Clayton aldermen adjusted numbers in the proposed 2020-21 fiscal year budget Tuesday night and will vote on the annual financial plan in a special meeting scheduled June 23.
The action took place during a phone conference in accordance with COVID-19 social distancing rules.
To balance the budget, aldermen concentrated much of their efforts on the police department, agreeing to increase the budget for projected collections due from traffic ticket and DWI fines to $60,000. Last year, budget numbers showed the police department collected approximately $26,400 in fines for traffic and DWI fines while having a budget of $50,000.
“This is just under 50 percent of the projection,” said Alderman Wilbert Washington. “We need to get a more accurate prediction.”
In another police department matter, aldermen emphasized the importance of following the budget concerning employees and their salaries.
“We budgeted one chief and one clerk last year, but we had an extra officer,” Washington said.
Chief Bobby Madison was not present at the meeting.
Mayor Josephine Washington agreed with aldermen about police department matters.
“We have been carrying the police department for two years,” Mayor Washington said. “We have been talking about this matter for quite some time.”
In a related matter, Mayor Washington and Alderman Washington, both running in the upcoming election for the mayor’s seat, agreed to cut the mayor’s salary but did not give specific numbers.
“If I win, I will agree to a reduction in salary,” Mayor Washington said. “We can leave an amended spot for it in the budget.”
“I agree,” Alderman Washington said.
Earlier this year, aldermen agreed to cut their salary from $250 a month to $200.
Additionally, aldermen agreed to cut professional fees from $10,000 to $7,000. Money from professional fees are used to pay for water rate and sewer rate studies.
Aldermen slashed vehicle operating expenses, repair and maintenance expenses and agreed to register an extra fire truck in the non-usage category to save on insurance.
Aldermen Washington also pointed out the need “to put $15,000 in the budget” for audit expenses. Clayton is currently out of compliance with the Louisiana Legislative Auditor’s office because the town has not performed an audit for last year.
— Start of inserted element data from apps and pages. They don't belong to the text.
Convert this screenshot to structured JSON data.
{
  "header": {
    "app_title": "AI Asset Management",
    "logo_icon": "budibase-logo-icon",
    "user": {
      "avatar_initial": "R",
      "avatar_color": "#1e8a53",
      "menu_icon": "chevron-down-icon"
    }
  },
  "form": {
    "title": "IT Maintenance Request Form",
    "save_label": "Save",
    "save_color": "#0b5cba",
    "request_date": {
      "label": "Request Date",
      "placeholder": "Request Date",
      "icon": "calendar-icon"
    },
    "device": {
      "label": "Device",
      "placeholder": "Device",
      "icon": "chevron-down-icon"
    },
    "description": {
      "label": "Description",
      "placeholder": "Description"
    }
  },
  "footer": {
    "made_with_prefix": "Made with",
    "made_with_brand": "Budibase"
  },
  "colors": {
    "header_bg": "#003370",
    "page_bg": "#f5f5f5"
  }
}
Because of the noncompliance status, Clayton does not qualify for numerous federal and state grants.